Mentions: On average, correct order was recognized 3.67 (SEM = 0.14) times out of the five times it was cued for the two replications of each eight-item list type. Order recognition performance for all three presentation styles by recognition cue order and list type for the two groups is shown in Table 3. The level of performance did not vary significantly across group. However, there was a main effect of presentation style (F(2, 52) = 6.58, MSE = 1.62, p < .01, partial η2 = 0.20). As was the case with item recognition, performance was poorest with spatial style of presentation, although here the difference was only significant in relation to the mixed style presentation (mean difference = 0.60, p < .01). There was no main effect of list type, but list type did interact with presentation style (F(2, 52) = 5.76, MSE = 1.01, p < .01, partial η2 = 0.18), as a result of higher order recognition performance on Semantic lists with the spatial style of presentation (F(1, 26) = 6.93, MSE = 1.49, p < .05) (see Figure 6).


Explicit processing demands reveal language modality-specific organization of working memory.

Rudner M, Rönnberg J - J Deaf Stud Deaf Educ (2008)

Interaction between list type and presentation style in Experiment 3. Black blocks indicate Semantic lists and white blocks indicate Distinct lists.
© Copyright Policy - open-access
Related In: Results  -  Collection

License
Show All Figures
getmorefigures.php?uid=PMC2533441&req=5

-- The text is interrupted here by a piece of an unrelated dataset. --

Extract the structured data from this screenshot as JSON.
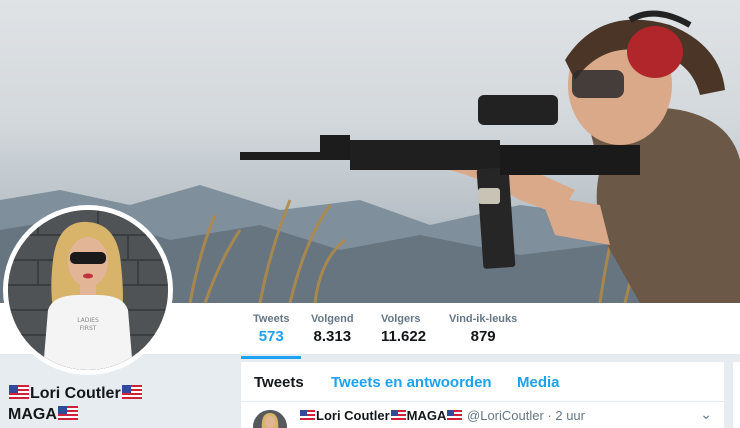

fig6: Interaction between list type and presentation style in Experiment 3. Black blocks indicate Semantic lists and white blocks indicate Distinct lists.
Mentions: On average, correct order was recognized 3.67 (SEM = 0.14) times out of the five times it was cued for the two replications of each eight-item list type. Order recognition performance for all three presentation styles by recognition cue order and list type for the two groups is shown in Table 3. The level of performance did not vary significantly across group. However, there was a main effect of presentation style (F(2, 52) = 6.58, MSE = 1.62, p < .01, partial η2 = 0.20). As was the case with item recognition, performance was poorest with spatial style of presentation, although here the difference was only significant in relation to the mixed style presentation (mean difference = 0.60, p < .01). There was no main effect of list type, but list type did interact with presentation style (F(2, 52) = 5.76, MSE = 1.01, p < .01, partial η2 = 0.18), as a result of higher order recognition performance on Semantic lists with the spatial style of presentation (F(1, 26) = 6.93, MSE = 1.49, p < .05) (see Figure 6).

Bottom Line: When explicit processing demands were high, differences emerged between DS and HN, suggesting that although working memory storage in both groups is sensitive to temporal organization, retrieval is not sensitive to temporal organization in DS.A general effect of semantic similarity was also found.These findings are discussed in relation to the ELU model.

View Article: PubMed Central - PubMed

Affiliation: Department of Behavioural Sciences and Learning, The Swedish Institute for Disability Research, Linköping University, Linköping, Sweden. mary.rudner@liu.se

ABSTRACT
The working memory model for Ease of Language Understanding (ELU) predicts that processing differences between language modalities emerge when cognitive demands are explicit. This prediction was tested in three working memory experiments with participants who were Deaf Signers (DS), Hearing Signers (HS), or Hearing Nonsigners (HN). Easily nameable pictures were used as stimuli to avoid confounds relating to sensory modality. Performance was largely similar for DS, HS, and HN, suggesting that previously identified intermodal differences may be due to differences in retention of sensory information. When explicit processing demands were high, differences emerged between DS and HN, suggesting that although working memory storage in both groups is sensitive to temporal organization, retrieval is not sensitive to temporal organization in DS. A general effect of semantic similarity was also found. These findings are discussed in relation to the ELU model.

Show MeSH